Starting a task and then not finishing it, is not something that a lot of people like doing. Personally, I’m one of those people who have to finish what they start, but I know people who start a lot of things only to leave them unfinished. I became curious on why some people have to finish things and why others leave things unfinished.
The Zeigarnic effect
In 1927, a study was carried out by Lithuanian researcher and psychologist, Bluma Zeigarnic, participants were given a set of tasks to complete. Some of the participants were interrupted while others were left uninterrupted, then they were tested on how well they recalled the details of each task. Those who were interrupted had a much better recall rate than those who were not interrupted. Therefore, according to the Zeigarnic effect. you’re more likely to remember things that you were interrupted while doing.
For our brain, things that we’re interrupted while doing are things that are incomplete, their results are vague and ambiguous; to clear this vagueness we have to finish the task to see it’s clear and solid result. Interruptions act like a sort of cliffhanger for the brain, your brain just wants to know what happens next, it keeps thinking about the details and processing what’s been done in order to know what’s going to happen next.
There are those, however, who always start things but leave them unfinished. Studies have shown that those who have a strong desire to finish a task; also have a strong achievement motivation and for their brains, finishing a task acts as a reward. So you might be wondering do chronic non-finishers just have no sense of achievement motivation? No, they probably do have it but their problem doesn’t lie in that, it lies in something else.
Chronic non-finishers start many tasks and leave them unfinished as a sort of defense-mechanism. As described in the Zeigarnic effect, when chronic non-finishers take on many tasks, their brains get cluttered by information and details of the tasks. This clutter distracts them from bigger life issues that are going on.
So, what should chronic non-finishers do? I think a great way of tackling it would be taking Dr. Will Joel Friedman’s advice:
Notice what is incomplete, unfinished or unresolved in your life, and write it down to make it more concrete and real for you. You might even assign an emotional or energy weight to each item in terms of pounds.
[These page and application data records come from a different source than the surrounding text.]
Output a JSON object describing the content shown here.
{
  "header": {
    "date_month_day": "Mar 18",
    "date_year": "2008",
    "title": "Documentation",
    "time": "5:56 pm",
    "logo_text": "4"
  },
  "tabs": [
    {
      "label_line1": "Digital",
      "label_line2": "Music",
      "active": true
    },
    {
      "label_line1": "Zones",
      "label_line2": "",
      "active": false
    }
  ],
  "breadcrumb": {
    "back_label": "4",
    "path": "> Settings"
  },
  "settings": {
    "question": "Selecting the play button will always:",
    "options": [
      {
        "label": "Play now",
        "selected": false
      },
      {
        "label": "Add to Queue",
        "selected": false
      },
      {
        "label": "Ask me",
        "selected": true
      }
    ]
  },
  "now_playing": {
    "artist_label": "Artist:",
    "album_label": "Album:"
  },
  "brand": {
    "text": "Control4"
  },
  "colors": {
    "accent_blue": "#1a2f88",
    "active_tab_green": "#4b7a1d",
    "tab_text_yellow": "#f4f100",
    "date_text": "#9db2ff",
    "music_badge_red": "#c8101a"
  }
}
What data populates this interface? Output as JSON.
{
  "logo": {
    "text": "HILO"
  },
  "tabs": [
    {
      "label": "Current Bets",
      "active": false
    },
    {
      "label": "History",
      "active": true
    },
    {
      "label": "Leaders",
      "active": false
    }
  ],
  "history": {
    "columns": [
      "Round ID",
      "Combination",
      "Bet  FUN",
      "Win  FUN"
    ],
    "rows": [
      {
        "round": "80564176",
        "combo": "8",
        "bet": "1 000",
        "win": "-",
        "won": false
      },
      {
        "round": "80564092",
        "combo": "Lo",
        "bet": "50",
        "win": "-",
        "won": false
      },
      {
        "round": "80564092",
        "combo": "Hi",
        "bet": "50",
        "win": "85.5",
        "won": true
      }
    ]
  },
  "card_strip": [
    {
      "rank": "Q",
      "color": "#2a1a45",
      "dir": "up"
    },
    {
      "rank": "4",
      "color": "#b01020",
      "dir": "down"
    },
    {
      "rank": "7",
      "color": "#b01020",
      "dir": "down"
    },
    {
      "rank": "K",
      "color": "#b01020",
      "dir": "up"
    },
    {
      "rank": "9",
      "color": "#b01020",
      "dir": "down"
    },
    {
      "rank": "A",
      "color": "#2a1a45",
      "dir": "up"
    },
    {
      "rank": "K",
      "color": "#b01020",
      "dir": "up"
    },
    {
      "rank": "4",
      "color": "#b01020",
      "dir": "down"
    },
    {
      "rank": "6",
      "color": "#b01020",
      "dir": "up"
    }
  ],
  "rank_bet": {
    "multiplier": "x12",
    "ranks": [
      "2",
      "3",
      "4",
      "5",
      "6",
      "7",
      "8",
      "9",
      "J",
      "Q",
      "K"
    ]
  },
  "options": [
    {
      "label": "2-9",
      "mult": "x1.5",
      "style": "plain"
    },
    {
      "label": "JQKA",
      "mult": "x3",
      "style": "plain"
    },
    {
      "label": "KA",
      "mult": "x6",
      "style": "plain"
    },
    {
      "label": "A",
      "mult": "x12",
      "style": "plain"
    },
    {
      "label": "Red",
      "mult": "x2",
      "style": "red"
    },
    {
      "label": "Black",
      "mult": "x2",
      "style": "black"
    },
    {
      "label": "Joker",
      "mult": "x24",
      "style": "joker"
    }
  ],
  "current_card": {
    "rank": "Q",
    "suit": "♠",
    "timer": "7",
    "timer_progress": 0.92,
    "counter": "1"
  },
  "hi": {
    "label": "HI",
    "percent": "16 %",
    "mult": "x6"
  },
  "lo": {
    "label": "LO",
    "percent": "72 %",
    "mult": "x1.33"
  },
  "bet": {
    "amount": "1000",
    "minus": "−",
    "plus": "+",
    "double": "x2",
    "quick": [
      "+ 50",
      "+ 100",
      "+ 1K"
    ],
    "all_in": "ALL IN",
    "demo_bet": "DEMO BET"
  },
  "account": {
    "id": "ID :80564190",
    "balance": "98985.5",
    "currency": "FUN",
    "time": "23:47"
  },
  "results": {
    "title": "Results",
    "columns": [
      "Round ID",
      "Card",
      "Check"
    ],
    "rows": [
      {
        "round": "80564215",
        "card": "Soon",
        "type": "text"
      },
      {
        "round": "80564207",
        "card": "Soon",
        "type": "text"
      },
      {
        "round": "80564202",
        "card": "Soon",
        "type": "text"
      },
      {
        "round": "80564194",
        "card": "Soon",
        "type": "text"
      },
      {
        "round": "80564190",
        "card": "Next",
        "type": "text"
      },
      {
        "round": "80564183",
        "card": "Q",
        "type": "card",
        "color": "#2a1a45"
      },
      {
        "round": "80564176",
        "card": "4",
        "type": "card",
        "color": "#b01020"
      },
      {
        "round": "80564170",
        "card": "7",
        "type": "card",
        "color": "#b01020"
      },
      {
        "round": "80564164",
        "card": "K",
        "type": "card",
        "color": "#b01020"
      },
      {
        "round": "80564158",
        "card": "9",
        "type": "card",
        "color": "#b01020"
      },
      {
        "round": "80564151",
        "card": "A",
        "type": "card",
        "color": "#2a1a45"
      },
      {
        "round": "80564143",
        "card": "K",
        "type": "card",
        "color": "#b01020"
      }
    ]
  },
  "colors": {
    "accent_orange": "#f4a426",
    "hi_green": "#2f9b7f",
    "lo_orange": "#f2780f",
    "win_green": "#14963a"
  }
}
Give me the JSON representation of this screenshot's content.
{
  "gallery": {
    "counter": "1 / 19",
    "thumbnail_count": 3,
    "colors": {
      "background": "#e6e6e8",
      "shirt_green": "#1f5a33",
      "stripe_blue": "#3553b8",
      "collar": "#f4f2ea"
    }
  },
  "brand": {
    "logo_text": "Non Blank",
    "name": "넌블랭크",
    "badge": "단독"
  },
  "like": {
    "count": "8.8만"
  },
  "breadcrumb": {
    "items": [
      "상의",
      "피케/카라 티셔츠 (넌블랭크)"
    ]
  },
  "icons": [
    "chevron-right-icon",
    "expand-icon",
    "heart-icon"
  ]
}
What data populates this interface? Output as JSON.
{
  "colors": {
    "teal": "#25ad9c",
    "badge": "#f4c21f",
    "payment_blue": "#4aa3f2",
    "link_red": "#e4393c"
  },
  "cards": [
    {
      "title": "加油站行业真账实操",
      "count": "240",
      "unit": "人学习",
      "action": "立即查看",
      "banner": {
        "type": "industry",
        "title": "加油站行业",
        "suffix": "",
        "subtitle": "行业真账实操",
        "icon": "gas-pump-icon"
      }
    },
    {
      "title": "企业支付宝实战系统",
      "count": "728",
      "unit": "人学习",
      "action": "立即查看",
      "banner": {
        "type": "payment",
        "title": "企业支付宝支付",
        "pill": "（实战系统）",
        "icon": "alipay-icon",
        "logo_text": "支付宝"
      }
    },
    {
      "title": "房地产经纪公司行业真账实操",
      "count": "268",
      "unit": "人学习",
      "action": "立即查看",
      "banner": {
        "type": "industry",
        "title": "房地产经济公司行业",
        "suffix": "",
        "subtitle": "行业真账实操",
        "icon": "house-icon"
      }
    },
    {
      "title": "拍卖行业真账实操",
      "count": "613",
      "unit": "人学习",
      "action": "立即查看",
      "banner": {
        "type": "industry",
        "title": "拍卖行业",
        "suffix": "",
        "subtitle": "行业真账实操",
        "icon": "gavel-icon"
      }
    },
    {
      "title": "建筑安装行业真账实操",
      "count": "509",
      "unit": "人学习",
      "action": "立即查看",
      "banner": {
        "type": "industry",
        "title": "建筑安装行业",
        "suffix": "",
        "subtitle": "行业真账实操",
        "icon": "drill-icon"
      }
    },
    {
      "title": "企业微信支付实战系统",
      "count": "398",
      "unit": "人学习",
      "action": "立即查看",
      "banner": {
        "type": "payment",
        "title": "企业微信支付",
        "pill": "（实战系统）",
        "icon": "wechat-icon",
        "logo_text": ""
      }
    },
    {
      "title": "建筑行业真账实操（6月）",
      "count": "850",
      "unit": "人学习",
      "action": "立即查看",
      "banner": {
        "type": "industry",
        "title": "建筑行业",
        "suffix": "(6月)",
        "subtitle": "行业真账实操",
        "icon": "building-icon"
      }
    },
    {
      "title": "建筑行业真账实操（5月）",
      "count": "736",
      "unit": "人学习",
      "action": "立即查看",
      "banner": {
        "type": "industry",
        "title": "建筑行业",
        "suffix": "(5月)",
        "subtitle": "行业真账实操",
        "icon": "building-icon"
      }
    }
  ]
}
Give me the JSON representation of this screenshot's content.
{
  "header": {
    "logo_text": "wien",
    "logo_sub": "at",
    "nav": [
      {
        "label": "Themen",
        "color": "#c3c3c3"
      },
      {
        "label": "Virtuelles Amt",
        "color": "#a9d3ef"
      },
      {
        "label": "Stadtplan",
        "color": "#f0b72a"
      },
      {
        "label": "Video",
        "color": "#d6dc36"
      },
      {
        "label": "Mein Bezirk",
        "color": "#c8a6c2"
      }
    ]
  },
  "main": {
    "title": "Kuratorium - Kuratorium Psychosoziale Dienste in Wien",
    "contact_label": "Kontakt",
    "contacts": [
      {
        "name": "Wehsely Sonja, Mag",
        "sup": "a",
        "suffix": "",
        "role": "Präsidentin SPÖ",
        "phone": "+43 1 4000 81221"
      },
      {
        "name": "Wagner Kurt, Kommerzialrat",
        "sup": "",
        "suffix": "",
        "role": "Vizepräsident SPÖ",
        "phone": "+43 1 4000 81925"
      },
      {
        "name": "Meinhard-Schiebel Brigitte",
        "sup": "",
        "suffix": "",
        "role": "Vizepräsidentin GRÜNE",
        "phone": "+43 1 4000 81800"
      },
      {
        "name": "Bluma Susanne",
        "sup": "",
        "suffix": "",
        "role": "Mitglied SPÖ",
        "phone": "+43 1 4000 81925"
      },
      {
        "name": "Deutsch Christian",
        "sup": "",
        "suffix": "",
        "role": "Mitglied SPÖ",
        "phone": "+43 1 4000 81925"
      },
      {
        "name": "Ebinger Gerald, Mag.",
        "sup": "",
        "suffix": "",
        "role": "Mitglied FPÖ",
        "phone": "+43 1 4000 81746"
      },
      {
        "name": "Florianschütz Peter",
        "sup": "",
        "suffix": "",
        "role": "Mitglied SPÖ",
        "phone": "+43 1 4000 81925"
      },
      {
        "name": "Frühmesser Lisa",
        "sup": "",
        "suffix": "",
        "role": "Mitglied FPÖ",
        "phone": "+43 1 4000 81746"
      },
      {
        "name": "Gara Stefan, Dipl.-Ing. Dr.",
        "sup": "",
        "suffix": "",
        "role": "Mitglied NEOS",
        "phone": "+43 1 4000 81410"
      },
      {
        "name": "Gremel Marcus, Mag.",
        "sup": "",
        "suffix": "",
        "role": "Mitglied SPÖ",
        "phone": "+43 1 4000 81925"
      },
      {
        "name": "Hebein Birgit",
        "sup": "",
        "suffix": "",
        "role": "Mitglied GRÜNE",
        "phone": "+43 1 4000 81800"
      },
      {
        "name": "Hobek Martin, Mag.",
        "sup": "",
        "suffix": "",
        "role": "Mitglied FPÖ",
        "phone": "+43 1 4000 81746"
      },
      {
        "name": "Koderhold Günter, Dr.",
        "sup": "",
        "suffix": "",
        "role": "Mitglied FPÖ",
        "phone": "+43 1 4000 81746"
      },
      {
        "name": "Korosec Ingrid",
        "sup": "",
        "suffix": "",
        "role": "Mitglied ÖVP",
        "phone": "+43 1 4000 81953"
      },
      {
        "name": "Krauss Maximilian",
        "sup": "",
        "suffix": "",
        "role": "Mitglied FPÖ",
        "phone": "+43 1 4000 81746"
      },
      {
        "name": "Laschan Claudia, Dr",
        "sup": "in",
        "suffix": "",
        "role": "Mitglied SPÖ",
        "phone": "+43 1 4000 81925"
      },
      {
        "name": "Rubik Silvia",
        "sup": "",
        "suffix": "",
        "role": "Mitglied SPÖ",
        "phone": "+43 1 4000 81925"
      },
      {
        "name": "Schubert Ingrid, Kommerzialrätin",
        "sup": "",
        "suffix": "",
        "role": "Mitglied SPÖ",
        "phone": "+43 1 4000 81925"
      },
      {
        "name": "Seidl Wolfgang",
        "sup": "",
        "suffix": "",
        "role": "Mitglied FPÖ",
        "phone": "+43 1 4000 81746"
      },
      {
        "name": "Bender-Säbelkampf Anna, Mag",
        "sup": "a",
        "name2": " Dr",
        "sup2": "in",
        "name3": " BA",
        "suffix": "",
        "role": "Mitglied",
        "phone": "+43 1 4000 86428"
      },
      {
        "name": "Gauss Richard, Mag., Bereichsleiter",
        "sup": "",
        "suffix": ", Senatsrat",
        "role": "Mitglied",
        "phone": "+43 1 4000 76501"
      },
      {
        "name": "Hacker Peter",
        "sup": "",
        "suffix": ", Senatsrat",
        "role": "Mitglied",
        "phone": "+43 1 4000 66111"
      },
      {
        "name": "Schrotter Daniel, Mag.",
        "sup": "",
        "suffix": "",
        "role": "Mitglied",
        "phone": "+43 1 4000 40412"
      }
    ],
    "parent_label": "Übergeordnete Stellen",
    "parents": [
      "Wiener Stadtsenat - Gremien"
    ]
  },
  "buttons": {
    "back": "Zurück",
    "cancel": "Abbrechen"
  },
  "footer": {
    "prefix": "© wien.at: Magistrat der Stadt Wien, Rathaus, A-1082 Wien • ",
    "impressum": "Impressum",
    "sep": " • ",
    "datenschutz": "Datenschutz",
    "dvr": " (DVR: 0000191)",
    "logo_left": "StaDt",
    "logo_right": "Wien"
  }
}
It is amazing how many hundreds of extra emotional pounds we are carrying around all the time! How wonderfully liberating it is to consciously choose to lose this excess baggage, and travel lighter. – Dr. Will Joel Friedman
Written by: Osama Waheib